“Hang out with a friend or relative for the day,” he said. “Get somewhere that’s cool. Keep the peace. Separate yourself from the situation.”

Even outside of crime, he said, a larger number of people are visiting places such as Central Mall to be indoors during the height of the heat.

According to the National Integrated Heat Health Information System, 36,957,568 people in the U.S. were living under heat alerts as of Thursday. Southeast Texas is under an excessive heat watch.

Meteorologist Joe Rua with the National Weather Service said the Port Arthur/Beaumont region has been experiencing high temperatures near 97 degrees each day, resulting in a heat index that can reach 107 degrees.

The Centers for Disease Control estimates 67,512 emergency room visits and 9,235 hospitalizations occur each year due to heat.

There are 702 average heat-related deaths. Those deaths are caused from heat stroke, cardiovascular and respiratory disease and cerebrovascular disease.

“Hot weather is associated with an increase in heat-related illnesses, including cardiovascular and respiratory complications, renal failure, electrolyte imbalance, kidney stones, negative impacts on fetal health, and preterm birth. Specifically, death rates are noted to rise during and after heat waves,” the CDC reports. “Extreme summer heat is increasing in the United States. Climate projections indicate that extreme heat events will be more frequent and intense in coming decades. However, some heat-related illness and death risks have diminished in recent decades, possibly due to better forecasting, heat-health early warning systems, and increased access to air conditioning for the U.S. population. Despite this, extreme heat events remain a cause of preventable death nationwide.”

Texas Health and Human Services echoes Duriso’s comments by suggesting people — particularly young, elderly and those with chronic illnesses — remain out of the weather by visiting places such as malls, libraries or community centers.

Symptoms of heat illness include muscle cramps, weakness, nausea, excessive sweating, and headaches.

Drinking water is advised, as is avoiding alcohol, caffeine and drinks with a lot of sugar.

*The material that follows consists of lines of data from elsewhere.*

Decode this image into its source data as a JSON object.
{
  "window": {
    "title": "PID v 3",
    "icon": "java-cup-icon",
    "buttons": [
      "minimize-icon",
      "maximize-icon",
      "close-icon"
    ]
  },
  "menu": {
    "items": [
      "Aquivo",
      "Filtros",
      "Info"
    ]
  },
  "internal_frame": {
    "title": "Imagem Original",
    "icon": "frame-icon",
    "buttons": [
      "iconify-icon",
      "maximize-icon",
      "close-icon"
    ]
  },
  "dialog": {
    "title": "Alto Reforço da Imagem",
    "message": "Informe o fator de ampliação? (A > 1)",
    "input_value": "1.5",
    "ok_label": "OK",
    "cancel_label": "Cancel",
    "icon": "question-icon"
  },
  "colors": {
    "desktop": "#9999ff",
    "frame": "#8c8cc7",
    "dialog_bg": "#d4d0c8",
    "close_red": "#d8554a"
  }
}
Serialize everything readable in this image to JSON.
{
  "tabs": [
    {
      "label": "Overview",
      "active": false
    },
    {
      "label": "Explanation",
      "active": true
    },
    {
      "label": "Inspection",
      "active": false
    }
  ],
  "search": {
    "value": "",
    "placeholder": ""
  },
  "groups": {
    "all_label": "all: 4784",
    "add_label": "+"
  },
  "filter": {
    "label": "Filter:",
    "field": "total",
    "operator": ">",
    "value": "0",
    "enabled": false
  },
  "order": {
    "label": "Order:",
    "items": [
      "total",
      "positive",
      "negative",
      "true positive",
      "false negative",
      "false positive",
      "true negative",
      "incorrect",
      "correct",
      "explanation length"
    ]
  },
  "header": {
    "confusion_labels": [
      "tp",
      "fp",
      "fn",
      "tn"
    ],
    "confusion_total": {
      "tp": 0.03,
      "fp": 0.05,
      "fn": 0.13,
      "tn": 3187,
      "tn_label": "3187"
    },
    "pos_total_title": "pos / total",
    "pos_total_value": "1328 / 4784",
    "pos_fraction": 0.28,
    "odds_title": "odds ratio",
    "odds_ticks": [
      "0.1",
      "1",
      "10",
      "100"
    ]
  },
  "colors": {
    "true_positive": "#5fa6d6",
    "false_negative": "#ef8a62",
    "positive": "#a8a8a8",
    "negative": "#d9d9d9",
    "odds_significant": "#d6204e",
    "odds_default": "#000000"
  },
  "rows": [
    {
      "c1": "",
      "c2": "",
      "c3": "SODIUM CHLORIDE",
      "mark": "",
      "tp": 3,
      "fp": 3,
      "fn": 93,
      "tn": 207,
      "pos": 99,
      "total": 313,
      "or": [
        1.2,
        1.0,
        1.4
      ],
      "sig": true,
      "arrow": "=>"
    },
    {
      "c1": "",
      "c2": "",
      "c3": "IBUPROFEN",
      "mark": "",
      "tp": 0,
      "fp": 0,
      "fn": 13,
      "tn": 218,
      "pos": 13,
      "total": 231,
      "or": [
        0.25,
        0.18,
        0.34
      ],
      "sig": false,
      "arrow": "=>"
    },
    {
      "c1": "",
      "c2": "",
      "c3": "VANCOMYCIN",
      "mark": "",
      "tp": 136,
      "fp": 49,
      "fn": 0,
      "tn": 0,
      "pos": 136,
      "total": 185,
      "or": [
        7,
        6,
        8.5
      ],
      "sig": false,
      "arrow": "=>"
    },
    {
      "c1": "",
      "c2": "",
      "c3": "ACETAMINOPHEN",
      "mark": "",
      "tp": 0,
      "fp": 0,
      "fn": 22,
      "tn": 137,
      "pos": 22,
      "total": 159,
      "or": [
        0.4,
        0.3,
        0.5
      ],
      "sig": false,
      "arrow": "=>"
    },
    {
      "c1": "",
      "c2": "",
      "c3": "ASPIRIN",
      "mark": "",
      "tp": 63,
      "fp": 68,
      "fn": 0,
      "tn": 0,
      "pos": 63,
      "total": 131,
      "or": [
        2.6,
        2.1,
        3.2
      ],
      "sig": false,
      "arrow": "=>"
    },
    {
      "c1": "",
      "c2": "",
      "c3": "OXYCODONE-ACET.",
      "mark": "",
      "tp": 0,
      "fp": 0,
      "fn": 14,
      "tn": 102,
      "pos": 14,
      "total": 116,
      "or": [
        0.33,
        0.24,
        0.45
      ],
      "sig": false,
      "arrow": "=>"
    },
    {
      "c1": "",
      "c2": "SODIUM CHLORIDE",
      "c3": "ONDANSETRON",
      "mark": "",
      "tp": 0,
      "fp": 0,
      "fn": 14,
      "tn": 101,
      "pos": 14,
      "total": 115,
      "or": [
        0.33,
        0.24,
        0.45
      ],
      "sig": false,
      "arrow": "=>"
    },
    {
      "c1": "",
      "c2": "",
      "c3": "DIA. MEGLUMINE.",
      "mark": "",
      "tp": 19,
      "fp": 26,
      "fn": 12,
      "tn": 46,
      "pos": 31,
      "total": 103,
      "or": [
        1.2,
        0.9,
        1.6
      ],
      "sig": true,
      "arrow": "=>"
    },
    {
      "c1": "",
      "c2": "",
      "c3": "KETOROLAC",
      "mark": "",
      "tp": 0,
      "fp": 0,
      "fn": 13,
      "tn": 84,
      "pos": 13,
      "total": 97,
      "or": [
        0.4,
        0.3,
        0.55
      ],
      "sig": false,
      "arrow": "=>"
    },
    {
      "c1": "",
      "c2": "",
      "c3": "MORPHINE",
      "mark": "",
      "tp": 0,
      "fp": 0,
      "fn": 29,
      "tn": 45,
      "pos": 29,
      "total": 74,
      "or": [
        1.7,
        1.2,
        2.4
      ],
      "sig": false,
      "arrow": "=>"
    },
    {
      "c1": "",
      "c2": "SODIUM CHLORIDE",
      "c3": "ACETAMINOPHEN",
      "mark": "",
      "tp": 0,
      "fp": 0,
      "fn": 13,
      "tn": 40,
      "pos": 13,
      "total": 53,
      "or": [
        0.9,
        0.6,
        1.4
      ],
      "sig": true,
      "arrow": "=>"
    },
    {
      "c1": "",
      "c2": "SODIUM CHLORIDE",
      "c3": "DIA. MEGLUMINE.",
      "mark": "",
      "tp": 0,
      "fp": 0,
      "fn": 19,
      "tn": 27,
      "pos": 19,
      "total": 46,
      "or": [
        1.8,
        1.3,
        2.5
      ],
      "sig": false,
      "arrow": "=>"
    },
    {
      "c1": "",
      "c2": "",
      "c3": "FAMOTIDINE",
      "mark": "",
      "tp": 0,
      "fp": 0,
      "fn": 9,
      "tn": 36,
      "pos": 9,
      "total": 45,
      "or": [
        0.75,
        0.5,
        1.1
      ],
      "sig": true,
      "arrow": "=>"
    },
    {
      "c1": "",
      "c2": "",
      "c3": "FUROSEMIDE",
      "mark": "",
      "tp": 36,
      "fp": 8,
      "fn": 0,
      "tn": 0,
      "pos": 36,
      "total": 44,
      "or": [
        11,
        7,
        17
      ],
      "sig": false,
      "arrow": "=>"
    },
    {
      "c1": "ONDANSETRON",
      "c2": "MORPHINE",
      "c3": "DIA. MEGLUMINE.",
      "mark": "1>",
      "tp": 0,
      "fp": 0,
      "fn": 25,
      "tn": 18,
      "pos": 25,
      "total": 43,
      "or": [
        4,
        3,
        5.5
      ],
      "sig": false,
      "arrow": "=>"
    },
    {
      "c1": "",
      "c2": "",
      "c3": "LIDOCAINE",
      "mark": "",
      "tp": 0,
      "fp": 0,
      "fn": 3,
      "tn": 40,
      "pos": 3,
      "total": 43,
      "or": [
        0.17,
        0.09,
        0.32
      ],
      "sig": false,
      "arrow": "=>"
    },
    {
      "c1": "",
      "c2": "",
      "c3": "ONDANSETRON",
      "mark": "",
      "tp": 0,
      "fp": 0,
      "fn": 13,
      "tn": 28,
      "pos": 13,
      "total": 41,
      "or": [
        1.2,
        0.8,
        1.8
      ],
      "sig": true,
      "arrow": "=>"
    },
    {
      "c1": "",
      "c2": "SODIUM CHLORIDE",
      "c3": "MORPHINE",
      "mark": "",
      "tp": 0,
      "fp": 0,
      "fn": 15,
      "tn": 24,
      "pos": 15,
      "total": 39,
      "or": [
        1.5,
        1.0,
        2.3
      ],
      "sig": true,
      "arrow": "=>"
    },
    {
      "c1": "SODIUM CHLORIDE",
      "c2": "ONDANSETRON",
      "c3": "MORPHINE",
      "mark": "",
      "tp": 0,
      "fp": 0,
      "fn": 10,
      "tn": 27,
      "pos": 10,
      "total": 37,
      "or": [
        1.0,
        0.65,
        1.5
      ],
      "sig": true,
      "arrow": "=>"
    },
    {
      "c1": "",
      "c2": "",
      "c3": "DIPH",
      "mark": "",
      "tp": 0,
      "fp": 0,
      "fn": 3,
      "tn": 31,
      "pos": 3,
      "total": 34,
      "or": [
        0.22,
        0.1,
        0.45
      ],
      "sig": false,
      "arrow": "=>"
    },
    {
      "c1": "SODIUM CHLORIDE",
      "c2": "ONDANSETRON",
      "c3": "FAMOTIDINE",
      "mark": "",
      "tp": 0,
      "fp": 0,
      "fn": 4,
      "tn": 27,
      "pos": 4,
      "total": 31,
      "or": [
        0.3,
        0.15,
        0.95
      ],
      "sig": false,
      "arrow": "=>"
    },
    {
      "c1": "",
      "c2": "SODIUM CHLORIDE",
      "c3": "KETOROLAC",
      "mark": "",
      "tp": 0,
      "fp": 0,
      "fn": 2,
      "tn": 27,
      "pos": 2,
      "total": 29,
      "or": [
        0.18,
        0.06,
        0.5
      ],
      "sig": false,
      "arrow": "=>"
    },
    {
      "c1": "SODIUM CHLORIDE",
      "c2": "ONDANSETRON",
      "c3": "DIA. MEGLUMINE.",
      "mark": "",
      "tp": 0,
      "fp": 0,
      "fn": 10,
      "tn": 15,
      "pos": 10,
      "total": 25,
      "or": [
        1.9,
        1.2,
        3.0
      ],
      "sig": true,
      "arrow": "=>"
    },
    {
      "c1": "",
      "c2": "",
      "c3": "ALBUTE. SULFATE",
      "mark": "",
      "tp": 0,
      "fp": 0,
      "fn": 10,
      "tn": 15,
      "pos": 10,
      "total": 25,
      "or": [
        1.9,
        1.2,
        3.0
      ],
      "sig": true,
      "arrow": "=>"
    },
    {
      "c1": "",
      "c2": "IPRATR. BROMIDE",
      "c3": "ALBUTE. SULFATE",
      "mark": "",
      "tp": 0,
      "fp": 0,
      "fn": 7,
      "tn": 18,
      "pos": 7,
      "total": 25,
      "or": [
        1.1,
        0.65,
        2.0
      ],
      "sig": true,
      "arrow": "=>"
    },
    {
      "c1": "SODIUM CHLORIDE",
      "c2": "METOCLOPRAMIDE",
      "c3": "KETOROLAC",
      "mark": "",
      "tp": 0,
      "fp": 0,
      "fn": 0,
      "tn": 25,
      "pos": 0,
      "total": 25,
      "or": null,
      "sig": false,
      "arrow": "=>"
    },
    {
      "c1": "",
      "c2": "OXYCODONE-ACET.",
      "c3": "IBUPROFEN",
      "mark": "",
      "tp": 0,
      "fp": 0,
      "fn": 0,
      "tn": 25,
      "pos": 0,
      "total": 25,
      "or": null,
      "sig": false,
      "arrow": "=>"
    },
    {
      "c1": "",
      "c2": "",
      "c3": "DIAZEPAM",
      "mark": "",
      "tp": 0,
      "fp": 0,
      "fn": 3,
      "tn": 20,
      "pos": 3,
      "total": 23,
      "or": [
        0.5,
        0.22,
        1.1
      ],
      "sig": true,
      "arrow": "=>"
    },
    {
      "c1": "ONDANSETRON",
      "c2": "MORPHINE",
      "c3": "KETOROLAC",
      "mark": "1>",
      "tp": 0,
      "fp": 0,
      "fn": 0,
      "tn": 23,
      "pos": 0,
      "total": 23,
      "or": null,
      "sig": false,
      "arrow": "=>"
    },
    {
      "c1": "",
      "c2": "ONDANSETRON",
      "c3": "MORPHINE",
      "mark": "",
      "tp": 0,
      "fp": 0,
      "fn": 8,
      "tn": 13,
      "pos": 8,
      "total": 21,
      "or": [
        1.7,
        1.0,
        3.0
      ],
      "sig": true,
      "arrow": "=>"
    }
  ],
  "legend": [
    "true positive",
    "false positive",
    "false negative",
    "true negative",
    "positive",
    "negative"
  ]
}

People, however, aren’t all that suffers from the high temperatures.

“All plants and vegetation experience heat stress during extreme daytime and nighttime temperatures like Texas experienced over recent weeks. Heat and inadequate soil moisture can stress plants, damage their cell membranes and disrupt metabolic efficiency during processes like photosynthesis and respiration,” said Lee Tarpley, Ph.D., AgriLife Extension plant physiologist, Beaumont.

In addition to agriculture, livestock is also suffering.

Cattle performance has declined as grazing is reduced to avoid the sun.

Texas A&M AgriLife is reporting that east Texas area livestock is in fair to good condition.